As we see, the Bench then points out in para 3 that, “The learned Government Advocate (Crl. Side) appearing for the respondents submitted that the procedure has been followed properly. According to the learned Additional Public Prosecutor sufficient opportunity was given to him.

Though the petitioner has executed sureties before the first respondent, he again involved in the offences, thereby disturbing the public peace. Therefore, the impugned order has been passed by the first respondent.”

Most significantly and also most remarkably, what also really constitutes the true nucleus of this extremely commendable judgment is then encapsulated in para 4 wherein it is postulated that, “Even though subsequent happenings are there, the procedure has not been properly followed.

For that purpose, the learned counsel for the petitioner relied upon a decision of this Court in P.Sathish @ Sathish Kumar Vs. State represented by the Inspector of Police, reported in 2019 (2) MWN (Cr.) 136 and the relevant passages are extracted herein.

“1. Notice to be sent to the person by the Executive Magistrate to show cause as to why action under Section 122(1)(b) of Cr.P.C should not be taken for breach of the bond executed under Section 117 Cr.P.C on a date fixed.

2. At the enquiry, the Executive Magistrate should furnish the person the materials sought to be relied upon, including statements of witnesses, if any, in the vernacular (if the person is not knowing the language other than his mother tongue).

3. If the person wishes to engage an Advocate to represent him at the enquiry, an opportunity to have a counsel of his choice should be provided to him.

4. The Executive Magistrate shall inform the person about his right to have the assistance of a lawyer for defending him in the enquiry.

5. The enquiry shall be conducted by the Executive Magistrate on the notified date or such other date as may be fixed and the person should be allowed to participate in the same.

6. At the enquiry, an opportunity should be given to the person to : (i) Cross-examine the official witnesses, if any and (ii) produce documents and witnesses, if any, in support of his case.

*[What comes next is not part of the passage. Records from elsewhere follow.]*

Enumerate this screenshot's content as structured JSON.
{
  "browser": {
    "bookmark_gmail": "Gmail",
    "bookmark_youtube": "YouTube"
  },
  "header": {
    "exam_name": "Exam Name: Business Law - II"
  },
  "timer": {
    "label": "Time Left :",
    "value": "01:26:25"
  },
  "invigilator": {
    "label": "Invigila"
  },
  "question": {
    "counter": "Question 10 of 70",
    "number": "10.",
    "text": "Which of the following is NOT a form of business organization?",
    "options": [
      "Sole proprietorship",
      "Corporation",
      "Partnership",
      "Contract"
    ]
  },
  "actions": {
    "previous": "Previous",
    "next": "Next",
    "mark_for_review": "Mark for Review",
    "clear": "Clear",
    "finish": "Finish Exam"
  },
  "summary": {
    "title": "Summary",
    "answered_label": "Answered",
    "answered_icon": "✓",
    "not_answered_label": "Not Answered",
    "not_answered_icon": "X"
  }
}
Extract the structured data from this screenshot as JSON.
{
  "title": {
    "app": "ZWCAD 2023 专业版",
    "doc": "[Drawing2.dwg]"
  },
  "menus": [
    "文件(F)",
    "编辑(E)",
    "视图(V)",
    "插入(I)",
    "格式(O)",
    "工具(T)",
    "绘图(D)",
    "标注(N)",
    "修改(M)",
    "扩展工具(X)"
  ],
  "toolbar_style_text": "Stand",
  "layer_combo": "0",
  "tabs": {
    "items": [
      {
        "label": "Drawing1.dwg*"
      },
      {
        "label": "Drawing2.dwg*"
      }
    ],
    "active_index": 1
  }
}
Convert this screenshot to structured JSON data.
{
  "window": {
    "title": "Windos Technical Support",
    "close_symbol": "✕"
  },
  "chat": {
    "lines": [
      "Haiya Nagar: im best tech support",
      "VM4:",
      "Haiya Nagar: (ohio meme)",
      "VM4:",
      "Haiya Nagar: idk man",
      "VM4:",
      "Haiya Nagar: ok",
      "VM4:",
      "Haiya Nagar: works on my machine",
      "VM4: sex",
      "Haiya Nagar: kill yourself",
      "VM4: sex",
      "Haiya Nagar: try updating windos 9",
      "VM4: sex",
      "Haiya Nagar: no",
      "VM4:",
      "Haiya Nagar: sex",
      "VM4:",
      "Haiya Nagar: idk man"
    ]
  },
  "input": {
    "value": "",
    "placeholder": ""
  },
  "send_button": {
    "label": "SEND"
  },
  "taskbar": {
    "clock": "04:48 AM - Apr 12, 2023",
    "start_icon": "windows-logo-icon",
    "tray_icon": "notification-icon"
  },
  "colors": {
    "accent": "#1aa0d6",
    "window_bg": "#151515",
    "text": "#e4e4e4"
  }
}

7. Such Executive Magistrate or his successor in office, should then, apply his mind on the materials available on record, in the enquiry, and pass speaking order.

8. An order under Section 122(1)(b) of Cr.P.C should contain the grounds upon which the Executive Magistrate is satisfied that the person has breached the bond.

9. A copy of the order should be furnished to the person

along with the materials produced at the enquiry.

10. The enquiry, as far as possible shall be completed within 30 days and at no circumstances, the enquiry shall be adjourned unnecessarily. The advocates, who appear on behalf of the persons concerned, are expected to co-operate with the enquiry process for its expeditious completion.””

Finally, the Bench then very rightly concludes aptly by holding in para 5 that, “In view of the above, this petition is liable to be allowed and accordingly, allowed and the order passed by the first respondent in Na.Ka.No.281/2022/A5, dated 20.12.2022, is hereby set aside,”.

“However, liberty is granted to the respondent herein to initiate fresh action, if so required, by following the procedure that has been set out in the above said Judgment. He may be released from the prison, if not required in any other case. Consequently, the connected miscellaneous petition is closed.”

All said and done, one has to concede with grace that the Madurai Bench of the Madras High Court has definitely made it indubitably clear that the Executive Magistrates while enquiring must always abide and adhere to what the 10-pointer procedure has been laid down in a decision of this Court in P. Sathish @ Sathish Kumar Vs. State represented by the Inspector of Police, reported in 2019 (2) MWN (Cr.) 136. It thus merits no reiteration that the same must be certainly strictly followed and adhered to by the Executive Magistrates while enquiring. There can certainly be just no denying or disputing it!   

Sanjeev Sirohi, Advocate